EMT 669 Functions Unit


Lori Pearman, Cathy Perkins, Stephanie Morris, and Kyungsoon Jeon

Activity Dealing with Trigonometry Functions


The following activity is a one day activity dealing with trigonometric functions. Before beginning this activity, students should have been introduced to sine and cosine.

Suppose a Ferris wheel with a radius of 20 feet makes a complete revolution in 10 seconds. In this activity, we want students to develop a mathematical model that describes the relationship between the height h of a rider above the bottom of a Ferris wheel (4 feet above the ground) and time t.

First, students should develop a table of t- and h- values. Assuming that the rider is at the bottom of the Ferris wheel when t = 0, students can develop values of h for t = 0 through t = 10. Values of h can be estimated from a scale drawing of the Ferris wheel (as shown below).


Time t (sec)    Height h       Height     
                  (ft)         above      
    0.00           0        4             
    1.25           10       14            
    2.50           20       24            
    3.75           30       34            
    5.00           40       44            
    6.25           30       34            
    7.50           20       24            
    8.75           10       14            
   10.00           0        4             

Students should plot their data and note the periodicity of the function. (See the below graph.) Each time the person goes around the Ferris wheel, the graph will "repeat itself". Hopefully, students will conjecture that the graph has a sinusoidal shape.


The below graph shows two revolutions around the Ferris wheel.
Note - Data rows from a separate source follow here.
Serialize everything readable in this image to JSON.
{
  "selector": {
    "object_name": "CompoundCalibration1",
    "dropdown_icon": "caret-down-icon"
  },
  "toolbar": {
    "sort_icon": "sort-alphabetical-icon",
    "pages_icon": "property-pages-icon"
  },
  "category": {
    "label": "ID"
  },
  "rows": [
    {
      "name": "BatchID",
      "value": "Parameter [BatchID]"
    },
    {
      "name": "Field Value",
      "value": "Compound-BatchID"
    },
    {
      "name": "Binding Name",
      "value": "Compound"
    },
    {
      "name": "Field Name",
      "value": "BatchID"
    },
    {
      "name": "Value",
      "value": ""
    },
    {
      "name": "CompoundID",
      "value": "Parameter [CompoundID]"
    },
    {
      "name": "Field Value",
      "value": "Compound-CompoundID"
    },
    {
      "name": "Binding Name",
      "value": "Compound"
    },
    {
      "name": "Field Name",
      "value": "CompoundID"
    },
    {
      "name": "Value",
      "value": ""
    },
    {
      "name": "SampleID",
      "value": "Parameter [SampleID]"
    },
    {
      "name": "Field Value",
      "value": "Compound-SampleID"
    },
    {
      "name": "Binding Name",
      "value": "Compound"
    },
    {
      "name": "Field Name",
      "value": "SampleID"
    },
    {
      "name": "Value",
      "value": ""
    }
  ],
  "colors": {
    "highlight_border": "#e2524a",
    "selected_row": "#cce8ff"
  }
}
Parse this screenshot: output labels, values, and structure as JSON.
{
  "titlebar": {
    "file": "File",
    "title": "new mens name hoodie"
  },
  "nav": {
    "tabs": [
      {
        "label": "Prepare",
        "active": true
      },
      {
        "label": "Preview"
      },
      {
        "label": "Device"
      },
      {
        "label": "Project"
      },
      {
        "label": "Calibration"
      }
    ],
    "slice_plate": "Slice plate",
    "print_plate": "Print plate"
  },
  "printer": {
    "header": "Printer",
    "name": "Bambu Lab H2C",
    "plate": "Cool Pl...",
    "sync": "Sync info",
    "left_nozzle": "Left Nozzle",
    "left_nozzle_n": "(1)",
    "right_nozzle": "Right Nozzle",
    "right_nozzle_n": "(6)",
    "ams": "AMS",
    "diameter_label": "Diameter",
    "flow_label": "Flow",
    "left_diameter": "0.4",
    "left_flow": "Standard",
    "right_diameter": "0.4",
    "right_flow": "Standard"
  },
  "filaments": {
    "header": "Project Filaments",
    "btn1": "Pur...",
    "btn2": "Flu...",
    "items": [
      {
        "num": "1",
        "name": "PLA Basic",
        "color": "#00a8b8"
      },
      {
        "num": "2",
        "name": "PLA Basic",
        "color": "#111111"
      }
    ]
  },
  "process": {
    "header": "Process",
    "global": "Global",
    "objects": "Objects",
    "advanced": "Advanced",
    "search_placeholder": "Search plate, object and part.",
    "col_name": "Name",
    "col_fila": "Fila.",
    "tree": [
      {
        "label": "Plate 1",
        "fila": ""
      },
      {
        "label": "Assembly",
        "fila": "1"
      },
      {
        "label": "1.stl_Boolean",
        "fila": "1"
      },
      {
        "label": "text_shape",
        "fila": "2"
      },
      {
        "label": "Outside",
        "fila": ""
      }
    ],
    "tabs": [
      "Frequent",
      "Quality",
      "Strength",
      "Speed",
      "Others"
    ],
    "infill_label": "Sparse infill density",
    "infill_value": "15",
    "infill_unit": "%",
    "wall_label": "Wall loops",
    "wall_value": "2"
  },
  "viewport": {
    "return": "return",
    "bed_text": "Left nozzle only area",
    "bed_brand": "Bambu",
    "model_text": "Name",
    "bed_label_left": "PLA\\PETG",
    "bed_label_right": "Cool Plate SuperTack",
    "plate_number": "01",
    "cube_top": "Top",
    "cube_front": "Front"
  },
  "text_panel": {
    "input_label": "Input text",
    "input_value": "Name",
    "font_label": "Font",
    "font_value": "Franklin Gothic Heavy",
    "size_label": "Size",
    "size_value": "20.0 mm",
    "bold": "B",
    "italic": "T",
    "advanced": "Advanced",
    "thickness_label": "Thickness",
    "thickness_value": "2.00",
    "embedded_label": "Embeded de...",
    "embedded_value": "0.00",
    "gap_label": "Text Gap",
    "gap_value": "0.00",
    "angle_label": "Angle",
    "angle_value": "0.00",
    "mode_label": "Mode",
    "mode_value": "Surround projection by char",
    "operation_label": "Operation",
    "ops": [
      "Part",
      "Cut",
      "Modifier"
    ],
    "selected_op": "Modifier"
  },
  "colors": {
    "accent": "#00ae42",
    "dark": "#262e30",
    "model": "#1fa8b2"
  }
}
Students can now use right-triangle trigonometry and simple proportions (see below picture) to derive the parametric representation of a point (x(t),y(t)) on the rotating Ferris wheel as a function of time, thereby establishing that the height is a sinusoidal function of t.



Let's look at the right triangle with vertices W, Z, and P=(x(t),y(t)). Call angle (ZWP) . Students should have a good understanding of . If is between 0 and 2[[pi]], then is the measure of the angle swept out by point P. If is greater then 2[[pi]], we can think of the

angle being swept out by a point P that has moved counter-clockwise more than once around the circle. And if is negative, we think of the angle as being swept out by a point P moving in the opposite direction (with the Ferris wheel going backwards).

Sin = x(t)/20. This implies that x(t) = 20sin. Similarly, cos = (measurement of segment WZ)/20. WZ = 20 - y(t), so cos = (20-y(t))/20 implies that y(t) = -20cos + 20. Since one complete revolution has an angle of 2[[pi]], and a revolution takes 10 seconds, we can use the following ratio to find .

2[[pi]]/10 = /t implies that = ([[pi]]/5)t.

Plugging this in for , we get x(t) = 20sin[([[pi]]/5)t] and y(t) = -20cos[([[pi]]/5)t] + 20.

Since h(t) is the height above the bottom of the Ferris wheel, h(t) = y(t).


Students should be able to graph the equation h(t) = -20cos[([[pi]]/5)t] + 20 and then analyze their graphs.

This equation is graphed below. (Algebra Xpresser was used here.)





After graphing the equation, students should be able to find h-values for given t-values (and vice-versa). They should also be able to find the amount of time t required for a given number of revolutions.

Students should also explore the changes in the graph for a Ferris wheel that has a different radius of rate of revolution. For example, if the radius was 25 ft. and it took the Ferris wheel 12 seconds to complete a revolution, then the equations would be

h(t) = -25cos([[pi]]/6)t + 25. Students should compare this graph with there first graph and make conjectures about the relationships between Ferris wheels and their corresponding equations.


There are many other activities that could be looked at which deal with trigonometric functions. However, I think the Ferris wheel problem is a good demonstration of how sine and cosine can be used.





National Council of Teachers of Mathematics. (1989). Curriculum and Evaluation Standards for School Mathematics. Reston, VA: author.